*** ENTRIES SHOWN
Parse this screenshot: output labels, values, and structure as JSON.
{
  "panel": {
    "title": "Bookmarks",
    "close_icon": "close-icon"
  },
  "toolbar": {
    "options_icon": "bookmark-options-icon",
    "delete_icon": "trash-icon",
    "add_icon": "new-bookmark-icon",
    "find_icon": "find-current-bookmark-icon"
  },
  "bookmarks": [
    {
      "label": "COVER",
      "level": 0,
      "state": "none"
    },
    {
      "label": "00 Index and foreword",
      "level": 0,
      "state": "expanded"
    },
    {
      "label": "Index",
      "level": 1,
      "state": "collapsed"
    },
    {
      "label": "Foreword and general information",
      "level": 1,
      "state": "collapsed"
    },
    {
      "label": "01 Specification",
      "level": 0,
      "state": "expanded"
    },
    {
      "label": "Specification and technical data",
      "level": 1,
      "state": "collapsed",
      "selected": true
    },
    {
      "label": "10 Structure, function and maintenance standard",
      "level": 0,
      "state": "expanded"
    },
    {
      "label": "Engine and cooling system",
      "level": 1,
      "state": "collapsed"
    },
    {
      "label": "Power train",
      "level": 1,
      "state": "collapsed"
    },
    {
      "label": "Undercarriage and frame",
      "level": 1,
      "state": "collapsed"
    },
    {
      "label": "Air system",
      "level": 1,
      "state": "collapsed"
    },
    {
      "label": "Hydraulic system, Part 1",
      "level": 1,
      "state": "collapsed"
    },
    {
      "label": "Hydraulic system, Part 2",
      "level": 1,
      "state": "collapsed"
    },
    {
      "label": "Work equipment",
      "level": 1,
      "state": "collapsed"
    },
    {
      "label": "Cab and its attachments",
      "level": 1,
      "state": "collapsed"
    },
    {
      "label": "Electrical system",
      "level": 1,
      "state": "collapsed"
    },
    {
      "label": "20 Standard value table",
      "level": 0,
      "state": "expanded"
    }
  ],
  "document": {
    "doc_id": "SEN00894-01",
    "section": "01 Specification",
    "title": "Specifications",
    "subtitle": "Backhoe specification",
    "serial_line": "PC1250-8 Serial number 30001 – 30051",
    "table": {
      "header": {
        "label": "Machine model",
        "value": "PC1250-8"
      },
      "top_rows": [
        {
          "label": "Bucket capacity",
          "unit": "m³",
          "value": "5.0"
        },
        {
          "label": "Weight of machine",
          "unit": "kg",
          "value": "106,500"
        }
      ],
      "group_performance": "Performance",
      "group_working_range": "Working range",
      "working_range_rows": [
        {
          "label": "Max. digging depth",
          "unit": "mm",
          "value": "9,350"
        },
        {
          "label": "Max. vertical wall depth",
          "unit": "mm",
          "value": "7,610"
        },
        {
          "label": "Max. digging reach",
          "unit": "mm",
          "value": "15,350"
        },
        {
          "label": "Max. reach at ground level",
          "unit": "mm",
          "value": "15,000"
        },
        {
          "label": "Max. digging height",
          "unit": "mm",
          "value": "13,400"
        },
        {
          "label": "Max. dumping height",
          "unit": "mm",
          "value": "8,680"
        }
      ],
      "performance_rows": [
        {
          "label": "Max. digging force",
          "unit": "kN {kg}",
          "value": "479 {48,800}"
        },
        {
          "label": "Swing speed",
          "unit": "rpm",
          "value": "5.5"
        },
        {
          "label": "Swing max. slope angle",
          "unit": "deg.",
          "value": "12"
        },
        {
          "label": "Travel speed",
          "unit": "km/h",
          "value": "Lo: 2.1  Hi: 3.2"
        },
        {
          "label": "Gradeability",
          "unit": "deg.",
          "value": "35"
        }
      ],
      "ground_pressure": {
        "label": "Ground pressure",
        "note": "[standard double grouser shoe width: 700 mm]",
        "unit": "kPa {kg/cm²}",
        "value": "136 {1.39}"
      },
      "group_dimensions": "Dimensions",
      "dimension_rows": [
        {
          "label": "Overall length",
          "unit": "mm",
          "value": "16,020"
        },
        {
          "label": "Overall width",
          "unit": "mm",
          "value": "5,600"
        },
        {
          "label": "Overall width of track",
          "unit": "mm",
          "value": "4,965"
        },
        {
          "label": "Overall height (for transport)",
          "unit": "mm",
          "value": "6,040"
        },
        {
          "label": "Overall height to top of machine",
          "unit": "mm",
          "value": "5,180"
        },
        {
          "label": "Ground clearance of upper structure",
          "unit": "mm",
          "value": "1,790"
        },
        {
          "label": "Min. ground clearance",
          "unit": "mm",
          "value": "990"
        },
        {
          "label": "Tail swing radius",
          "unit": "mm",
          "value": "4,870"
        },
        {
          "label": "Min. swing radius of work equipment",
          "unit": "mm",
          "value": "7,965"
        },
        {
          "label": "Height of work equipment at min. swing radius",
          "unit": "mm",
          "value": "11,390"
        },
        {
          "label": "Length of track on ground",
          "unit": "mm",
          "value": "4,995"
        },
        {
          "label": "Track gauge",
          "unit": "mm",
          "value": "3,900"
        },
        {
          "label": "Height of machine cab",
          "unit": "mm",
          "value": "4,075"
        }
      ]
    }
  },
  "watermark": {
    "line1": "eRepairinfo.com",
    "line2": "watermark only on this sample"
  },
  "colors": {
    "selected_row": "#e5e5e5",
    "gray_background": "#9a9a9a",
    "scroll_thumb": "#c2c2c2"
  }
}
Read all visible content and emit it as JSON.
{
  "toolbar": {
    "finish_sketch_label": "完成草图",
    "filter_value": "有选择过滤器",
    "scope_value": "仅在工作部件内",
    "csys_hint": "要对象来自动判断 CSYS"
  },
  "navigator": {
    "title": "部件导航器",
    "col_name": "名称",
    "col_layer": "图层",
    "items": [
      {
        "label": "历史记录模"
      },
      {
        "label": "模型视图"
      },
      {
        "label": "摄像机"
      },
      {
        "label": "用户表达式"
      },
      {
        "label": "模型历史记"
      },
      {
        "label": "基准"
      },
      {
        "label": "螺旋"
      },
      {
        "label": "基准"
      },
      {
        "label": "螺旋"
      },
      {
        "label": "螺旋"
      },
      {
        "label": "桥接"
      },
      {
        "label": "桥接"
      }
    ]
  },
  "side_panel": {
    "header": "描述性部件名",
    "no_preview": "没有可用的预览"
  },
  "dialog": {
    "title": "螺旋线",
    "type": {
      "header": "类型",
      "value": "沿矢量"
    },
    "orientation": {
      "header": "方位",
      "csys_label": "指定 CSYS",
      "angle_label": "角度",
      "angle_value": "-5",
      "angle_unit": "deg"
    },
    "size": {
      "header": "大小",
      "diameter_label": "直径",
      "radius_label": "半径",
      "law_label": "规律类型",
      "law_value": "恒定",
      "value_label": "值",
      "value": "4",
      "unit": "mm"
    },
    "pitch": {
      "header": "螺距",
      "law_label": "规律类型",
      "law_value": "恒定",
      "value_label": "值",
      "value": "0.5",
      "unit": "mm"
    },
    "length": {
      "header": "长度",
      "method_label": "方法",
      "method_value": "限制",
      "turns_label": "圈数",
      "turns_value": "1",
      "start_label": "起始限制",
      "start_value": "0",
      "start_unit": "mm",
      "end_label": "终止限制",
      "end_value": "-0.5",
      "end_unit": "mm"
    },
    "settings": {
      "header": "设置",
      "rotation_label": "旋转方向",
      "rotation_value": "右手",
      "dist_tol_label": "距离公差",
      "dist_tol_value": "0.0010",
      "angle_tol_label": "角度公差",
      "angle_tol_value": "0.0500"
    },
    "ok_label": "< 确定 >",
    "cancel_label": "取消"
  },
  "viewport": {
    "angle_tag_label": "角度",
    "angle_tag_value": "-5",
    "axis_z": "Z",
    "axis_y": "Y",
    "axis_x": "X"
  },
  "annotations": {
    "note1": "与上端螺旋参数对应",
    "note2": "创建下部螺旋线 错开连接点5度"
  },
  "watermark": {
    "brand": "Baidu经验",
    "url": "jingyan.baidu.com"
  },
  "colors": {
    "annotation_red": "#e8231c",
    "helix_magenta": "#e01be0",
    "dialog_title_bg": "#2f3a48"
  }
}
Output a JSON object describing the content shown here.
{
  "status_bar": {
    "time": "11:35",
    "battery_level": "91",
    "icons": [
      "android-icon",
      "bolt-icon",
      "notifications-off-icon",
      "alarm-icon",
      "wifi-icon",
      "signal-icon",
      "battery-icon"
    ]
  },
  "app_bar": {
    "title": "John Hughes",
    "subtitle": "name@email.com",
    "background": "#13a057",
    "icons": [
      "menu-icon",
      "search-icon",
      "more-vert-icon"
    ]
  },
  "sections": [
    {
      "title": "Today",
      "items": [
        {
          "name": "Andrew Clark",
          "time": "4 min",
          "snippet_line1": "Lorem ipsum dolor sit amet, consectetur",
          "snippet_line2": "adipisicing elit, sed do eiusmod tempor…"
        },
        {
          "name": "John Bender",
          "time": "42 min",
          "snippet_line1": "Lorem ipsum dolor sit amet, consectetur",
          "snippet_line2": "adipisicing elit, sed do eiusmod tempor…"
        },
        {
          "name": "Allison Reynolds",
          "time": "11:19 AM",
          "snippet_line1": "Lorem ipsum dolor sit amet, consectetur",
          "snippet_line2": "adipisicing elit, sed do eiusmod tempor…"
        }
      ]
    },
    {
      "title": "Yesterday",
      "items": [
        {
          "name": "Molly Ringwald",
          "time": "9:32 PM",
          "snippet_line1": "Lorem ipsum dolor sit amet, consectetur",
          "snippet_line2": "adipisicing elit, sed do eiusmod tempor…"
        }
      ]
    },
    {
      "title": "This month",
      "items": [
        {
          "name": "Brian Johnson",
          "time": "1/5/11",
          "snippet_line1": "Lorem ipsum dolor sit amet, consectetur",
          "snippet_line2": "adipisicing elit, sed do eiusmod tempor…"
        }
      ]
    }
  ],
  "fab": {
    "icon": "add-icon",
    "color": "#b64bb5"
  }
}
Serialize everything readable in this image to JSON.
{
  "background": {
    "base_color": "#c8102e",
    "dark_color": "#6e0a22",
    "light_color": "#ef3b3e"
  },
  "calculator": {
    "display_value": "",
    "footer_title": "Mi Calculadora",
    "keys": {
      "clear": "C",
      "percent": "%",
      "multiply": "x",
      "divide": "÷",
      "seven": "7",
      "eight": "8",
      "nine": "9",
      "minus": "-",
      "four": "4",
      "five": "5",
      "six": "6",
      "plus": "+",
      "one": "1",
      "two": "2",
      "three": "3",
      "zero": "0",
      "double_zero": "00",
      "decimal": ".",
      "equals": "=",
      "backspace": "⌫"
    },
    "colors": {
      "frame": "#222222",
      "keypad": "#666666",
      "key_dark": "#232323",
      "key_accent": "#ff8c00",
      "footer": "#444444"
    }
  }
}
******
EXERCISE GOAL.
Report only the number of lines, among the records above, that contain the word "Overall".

SOLVED PROBLEM.
5